[Page and application data records]

■ ■ ■ ■ ■ ■ ■

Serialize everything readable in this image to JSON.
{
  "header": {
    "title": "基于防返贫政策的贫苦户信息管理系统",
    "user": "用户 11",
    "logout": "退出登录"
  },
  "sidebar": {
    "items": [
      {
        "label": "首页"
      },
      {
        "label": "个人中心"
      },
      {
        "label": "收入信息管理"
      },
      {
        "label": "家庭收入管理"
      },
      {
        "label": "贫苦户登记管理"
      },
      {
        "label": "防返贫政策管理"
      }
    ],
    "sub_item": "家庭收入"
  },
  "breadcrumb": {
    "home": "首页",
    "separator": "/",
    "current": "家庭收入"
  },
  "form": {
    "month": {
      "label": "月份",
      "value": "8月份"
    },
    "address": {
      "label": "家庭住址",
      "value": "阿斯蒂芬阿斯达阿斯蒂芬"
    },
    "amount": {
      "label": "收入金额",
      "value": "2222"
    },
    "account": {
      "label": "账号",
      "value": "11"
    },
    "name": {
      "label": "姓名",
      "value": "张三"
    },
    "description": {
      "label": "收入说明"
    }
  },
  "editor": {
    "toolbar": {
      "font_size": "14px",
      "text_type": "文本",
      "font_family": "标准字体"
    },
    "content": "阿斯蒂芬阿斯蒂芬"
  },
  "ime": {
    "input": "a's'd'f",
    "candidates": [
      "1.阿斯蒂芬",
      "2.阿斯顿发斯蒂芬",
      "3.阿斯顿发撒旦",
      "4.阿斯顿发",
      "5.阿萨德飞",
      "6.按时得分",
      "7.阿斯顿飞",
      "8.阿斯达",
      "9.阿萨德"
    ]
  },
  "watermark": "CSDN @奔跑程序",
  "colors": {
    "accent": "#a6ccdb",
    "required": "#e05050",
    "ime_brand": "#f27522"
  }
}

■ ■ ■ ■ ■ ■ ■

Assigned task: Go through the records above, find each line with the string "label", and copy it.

Answer for this exercise:
        "label": "首页"
        "label": "个人中心"
        "label": "收入信息管理"
        "label": "家庭收入管理"
        "label": "贫苦户登记管理"
        "label": "防返贫政策管理"
      "label": "月份",
      "label": "家庭住址",
      "label": "收入金额",
      "label": "账号",
      "label": "姓名",
      "label": "收入说明"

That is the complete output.